DESCRIPTION OF THE TASK: Take the data that follows and retype it word for word.

Element data from apps and pages:
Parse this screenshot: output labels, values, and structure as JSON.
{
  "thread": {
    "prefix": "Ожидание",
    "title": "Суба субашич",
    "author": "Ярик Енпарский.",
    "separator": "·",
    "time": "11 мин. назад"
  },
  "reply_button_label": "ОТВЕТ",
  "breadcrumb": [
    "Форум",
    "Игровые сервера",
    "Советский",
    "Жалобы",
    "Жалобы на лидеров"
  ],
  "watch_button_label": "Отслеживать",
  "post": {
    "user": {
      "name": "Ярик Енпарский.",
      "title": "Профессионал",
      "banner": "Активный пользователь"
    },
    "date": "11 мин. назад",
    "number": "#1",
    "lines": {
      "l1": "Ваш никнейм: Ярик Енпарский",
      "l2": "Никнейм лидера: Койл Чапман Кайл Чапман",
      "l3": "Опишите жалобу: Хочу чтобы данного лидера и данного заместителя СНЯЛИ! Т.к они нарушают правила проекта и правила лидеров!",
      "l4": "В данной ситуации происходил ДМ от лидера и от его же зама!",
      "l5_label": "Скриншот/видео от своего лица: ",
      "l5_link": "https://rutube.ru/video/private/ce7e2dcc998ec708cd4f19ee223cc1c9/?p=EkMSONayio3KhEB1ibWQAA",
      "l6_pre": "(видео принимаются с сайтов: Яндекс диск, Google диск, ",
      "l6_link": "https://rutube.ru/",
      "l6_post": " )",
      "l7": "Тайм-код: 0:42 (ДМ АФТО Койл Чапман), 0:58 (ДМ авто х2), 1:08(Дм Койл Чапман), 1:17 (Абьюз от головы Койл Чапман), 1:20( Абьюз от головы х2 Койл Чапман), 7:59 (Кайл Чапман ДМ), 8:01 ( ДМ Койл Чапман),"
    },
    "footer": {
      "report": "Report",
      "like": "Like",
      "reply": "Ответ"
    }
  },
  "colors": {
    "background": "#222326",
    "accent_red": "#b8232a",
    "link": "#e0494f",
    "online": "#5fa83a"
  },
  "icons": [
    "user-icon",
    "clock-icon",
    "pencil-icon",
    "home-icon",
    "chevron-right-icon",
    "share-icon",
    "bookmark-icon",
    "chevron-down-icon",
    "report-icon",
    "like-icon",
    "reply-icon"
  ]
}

ANSWER AREA:
Parse this screenshot: output labels, values, and structure as JSON.
{
  "thread": {
    "prefix": "Ожидание",
    "title": "Суба субашич",
    "author": "Ярик Енпарский.",
    "separator": "·",
    "time": "11 мин. назад"
  },
  "reply_button_label": "ОТВЕТ",
  "breadcrumb": [
    "Форум",
    "Игровые сервера",
    "Советский",
    "Жалобы",
    "Жалобы на лидеров"
  ],
  "watch_button_label": "Отслеживать",
  "post": {
    "user": {
      "name": "Ярик Енпарский.",
      "title": "Профессионал",
      "banner": "Активный пользователь"
    },
    "date": "11 мин. назад",
    "number": "#1",
    "lines": {
      "l1": "Ваш никнейм: Ярик Енпарский",
      "l2": "Никнейм лидера: Койл Чапман Кайл Чапман",
      "l3": "Опишите жалобу: Хочу чтобы данного лидера и данного заместителя СНЯЛИ! Т.к они нарушают правила проекта и правила лидеров!",
      "l4": "В данной ситуации происходил ДМ от лидера и от его же зама!",
      "l5_label": "Скриншот/видео от своего лица: ",
      "l5_link": "https://rutube.ru/video/private/ce7e2dcc998ec708cd4f19ee223cc1c9/?p=EkMSONayio3KhEB1ibWQAA",
      "l6_pre": "(видео принимаются с сайтов: Яндекс диск, Google диск, ",
      "l6_link": "https://rutube.ru/",
      "l6_post": " )",
      "l7": "Тайм-код: 0:42 (ДМ АФТО Койл Чапман), 0:58 (ДМ авто х2), 1:08(Дм Койл Чапман), 1:17 (Абьюз от головы Койл Чапман), 1:20( Абьюз от головы х2 Койл Чапман), 7:59 (Кайл Чапман ДМ), 8:01 ( ДМ Койл Чапман),"
    },
    "footer": {
      "report": "Report",
      "like": "Like",
      "reply": "Ответ"
    }
  },
  "colors": {
    "background": "#222326",
    "accent_red": "#b8232a",
    "link": "#e0494f",
    "online": "#5fa83a"
  },
  "icons": [
    "user-icon",
    "clock-icon",
    "pencil-icon",
    "home-icon",
    "chevron-right-icon",
    "share-icon",
    "bookmark-icon",
    "chevron-down-icon",
    "report-icon",
    "like-icon",
    "reply-icon"
  ]
}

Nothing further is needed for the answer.